CMSC 15100
Introduction to Computer Science I
Autumn 2010

General Information


15100-1  MWF 9:30-10:20  Ryerson 251
15100-2  MWF 11:30-12:20  Ryerson 251

Lab sections

Labs are held in the Mac Lab on the A-level of Regenstein Library (JRL A01C) according to the following schedule:

CC  W 3:00-4:20
DD  W 4:30-5:50
FF  R 3:00-4:20
GG  R 4:30-5:50

All students are required to attend a lab.


Name Office
John Reppy Ryerson 256
Adam Shaw Ryerson 257c
Sravana Reddy  Ryerson 258b
Sneha Popley Ryerson 178
Ankan Saha Ryerson 257

Office hours

Help with homework, etc. is available at the following times and places, or by appointment.
Day Time Location Person
Monday 2:30-3:30  Mac Lab  Sneha Popley
Tuesday 5:00-6:30 Mac Lab Ankan Saha
Wednesday  2:30-3:30 Mac Lab Sneha Popley
Thursday 6:00-7:30 Mac Lab Ankan Saha
Friday 2:30-3:30 Mac Lab Sneha Popley

Mailing List

Please sign up for the course mailing list at



Grades will be determined roughly as follows:

Homework 15%
Labs 20%
Midterm 20%
Projects 45%

You can compute your ``score'' by summing the weighted grades for your assignments, where the weights for the homework and labs is 1, the weight for the midterm is 2.5, and the weight for the projects is 3. The maximum possible score is 1000.

Graded assignments are available from

You will need to use your handin login and password to access this page. Clicking on the links will download the given file to your browser's download's directory.


There will be a midterm given in class on November 3rd.


Homework assignments will be made available from this page on Monday mornings and will be due the following Tueday at 10pm. There will be five homework assignments and each will be graded on a scale of 30 points.

Lab assignments

Lab assignments will be made available from this page on Wednesday mornings and will be due the following Sunday at 10pm. There will be five lab assignments and each will be graded on a scale of 40 points.


There will be three programming projects in the second half of the quarter. Each project will be graded on a scale of 50 points.


Academic Honesty

[The following is due to Stuart Kurtz]

The University of Chicago is a scholarly academic community. You need to both understand and internalize the ethics of our community. A good place to start is with the Cadet's Honor Code of the US Military Academy: "A Cadet will not lie, cheat, or steal, or tolerate those who do." It is important to understand that the notion of property that matters most to academics is ideas, and that to pass someone else's ideas off as your own is to lie, cheat, and steal.

The University has a formal policy on Academic Honesty, which is somewhat more verbose than West Point's. Even so, you should read and understand it.

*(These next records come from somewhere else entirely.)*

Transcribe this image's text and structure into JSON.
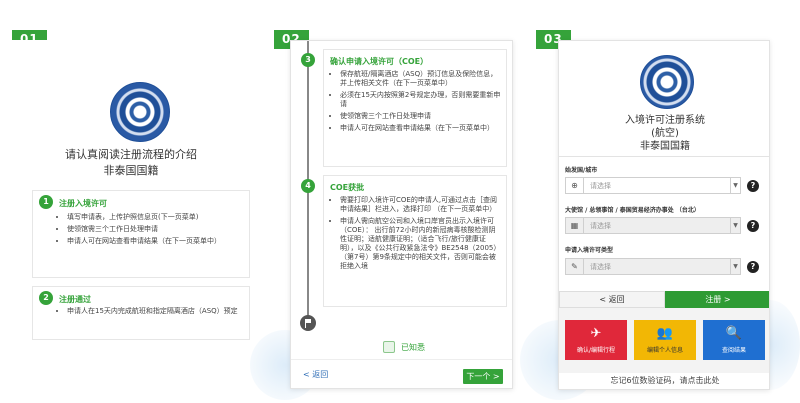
{
  "steps": {
    "one": "01",
    "two": "02",
    "three": "03"
  },
  "panel1": {
    "title": "请认真阅读注册流程的介绍",
    "subtitle": "非泰国国籍",
    "items": [
      {
        "num": "1",
        "title": "注册入境许可",
        "bullets": [
          "填写申请表，上传护照信息页(下一页菜单)",
          "使领馆需三个工作日处理申请",
          "申请人可在网站查看申请结果（在下一页菜单中）"
        ]
      },
      {
        "num": "2",
        "title": "注册通过",
        "bullets": [
          "申请人在15天内完成航班和指定隔离酒店（ASQ）预定"
        ]
      }
    ]
  },
  "panel2": {
    "items": [
      {
        "num": "3",
        "title": "确认申请入境许可（COE）",
        "bullets": [
          "保存航班/隔离酒店（ASQ）预订信息及保险信息，并上传相关文件（在下一页菜单中）",
          "必须在15天内按照第2号规定办理，否则需要重新申请",
          "使领馆需三个工作日处理申请",
          "申请人可在网站查看申请结果（在下一页菜单中）"
        ]
      },
      {
        "num": "4",
        "title": "COE获批",
        "bullets": [
          "需要打印入境许可COE的申请人,可通过点击［查阅申请结果］栏进入，选择打印 （在下一页菜单中）",
          "申请人需向航空公司和入境口岸官员出示入境许可（COE）： 出行前72小时内的新冠病毒核酸检测阴性证明；适航健康证明；（适合飞行/旅行健康证明），以及《公共行政紧急法令》BE2548（2005）（第7号）第9条规定中的相关文件，否则可能会被拒绝入境"
        ]
      }
    ],
    "agree_label": "已知悉",
    "back_label": "< 返回",
    "next_label": "下一个 >"
  },
  "panel3": {
    "title_line1": "入境许可注册系统",
    "title_line2": "(航空)",
    "title_line3": "非泰国国籍",
    "fields": [
      {
        "label": "始发国/城市",
        "placeholder": "请选择",
        "icon": "globe-icon"
      },
      {
        "label": "大使馆 / 总领事馆 / 泰国贸易经济办事处 （台北）",
        "placeholder": "请选择",
        "icon": "building-icon"
      },
      {
        "label": "申请入境许可类型",
        "placeholder": "请选择",
        "icon": "edit-icon"
      }
    ],
    "back_label": "< 返回",
    "register_label": "注册 >",
    "tiles": [
      {
        "label": "确认/编辑行程",
        "icon": "plane-icon",
        "color": "#e0283a"
      },
      {
        "label": "编辑个人信息",
        "icon": "people-icon",
        "color": "#f2b705"
      },
      {
        "label": "查阅结果",
        "icon": "search-icon",
        "color": "#1f6fd1"
      }
    ],
    "forgot_text": "忘记6位数验证码，请点击此处"
  },
  "colors": {
    "accent_green": "#35a33a",
    "link_blue": "#2d6cb5"
  }
}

We believe that student interactions are an important and useful means to mastery of the material. We recommend that you discuss the material in this class with other students, and that includes the homework assignments. So what is the boundary between acceptable collaboration and academic misconduct? First, while it is acceptable to discuss homework, it is not acceptable to turn in someone else's work as your own. When the time comes to write down your answer, you should write it down yourself from your own memory. Moreover, you should cite any material discussions, or written sources, e.g.,

Note: I discussed this exercise with Jane Smith.

The University's policy, for its relative length, says less than it should regarding the culpability of those who know of misconduct by others, but do not report it. An all too common case has been where one student has decided to "help" another student by giving them a copy of their assignment, only to have that other student copy it and turn it in. In such cases, we view both students as culpable and pursue disciplinary sanctions against both.

For the student collaborations, it can be a slippery slope that leads from sanctioned collaboration to outright misconduct. But for all the slipperyness, there is a clear line: present only your ideas as yours and attribute all others.

If you have any questions about what is or is not proper academic conduct, please ask your instructors.

Last revised: November 29, 2010.